## WHAT IS BEING ASKED
How many lines in the listing below include the word "this"? Answer with the number and nothing else.

## GIVEN ENTRIES

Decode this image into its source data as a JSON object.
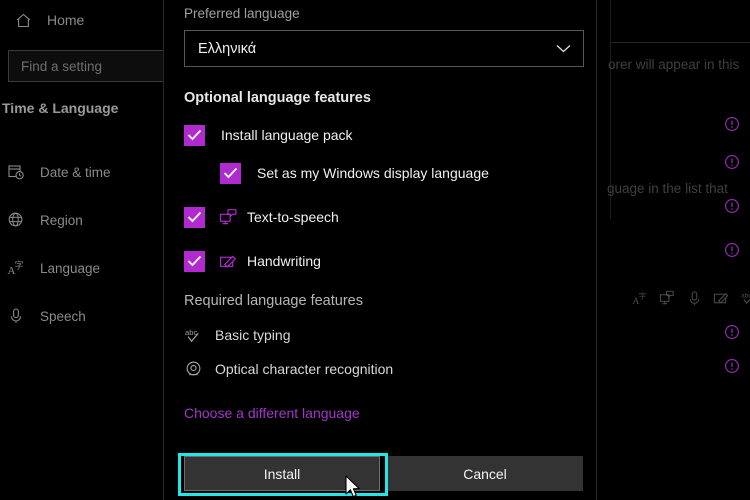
{
  "sidebar": {
    "home": {
      "label": "Home",
      "icon": "home-icon"
    },
    "search": {
      "placeholder": "Find a setting"
    },
    "section_title": "Time & Language",
    "items": [
      {
        "label": "Date & time",
        "icon": "calendar-clock-icon"
      },
      {
        "label": "Region",
        "icon": "globe-icon"
      },
      {
        "label": "Language",
        "icon": "language-icon"
      },
      {
        "label": "Speech",
        "icon": "microphone-icon"
      }
    ]
  },
  "background": {
    "text_line_1": "orer will appear in this",
    "text_line_2": "guage in the list that",
    "feature_icons": [
      "language-icon",
      "text-to-speech-icon",
      "microphone-icon",
      "handwriting-icon",
      "basic-typing-icon"
    ]
  },
  "dialog": {
    "preferred_language_label": "Preferred language",
    "language_select": {
      "value": "Ελληνικά",
      "chevron": "chevron-down-icon"
    },
    "optional_header": "Optional language features",
    "optional_features": [
      {
        "label": "Install language pack",
        "checked": true,
        "icon": null,
        "indent": false,
        "info": "info-icon"
      },
      {
        "label": "Set as my Windows display language",
        "checked": true,
        "icon": null,
        "indent": true,
        "info": "info-icon"
      },
      {
        "label": "Text-to-speech",
        "checked": true,
        "icon": "text-to-speech-icon",
        "indent": false,
        "info": "info-icon"
      },
      {
        "label": "Handwriting",
        "checked": true,
        "icon": "handwriting-icon",
        "indent": false,
        "info": "info-icon"
      }
    ],
    "required_header": "Required language features",
    "required_features": [
      {
        "label": "Basic typing",
        "icon": "basic-typing-icon",
        "info": "info-icon"
      },
      {
        "label": "Optical character recognition",
        "icon": "ocr-icon",
        "info": "info-icon"
      }
    ],
    "choose_different_link": "Choose a different language",
    "install_button": "Install",
    "cancel_button": "Cancel"
  },
  "colors": {
    "accent_checkbox": "#b12ad0",
    "accent_link": "#a435c9",
    "focus_ring": "#21e8e8",
    "background": "#000000",
    "button_face": "#333333"
  }
}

## RESPONSE BOX
2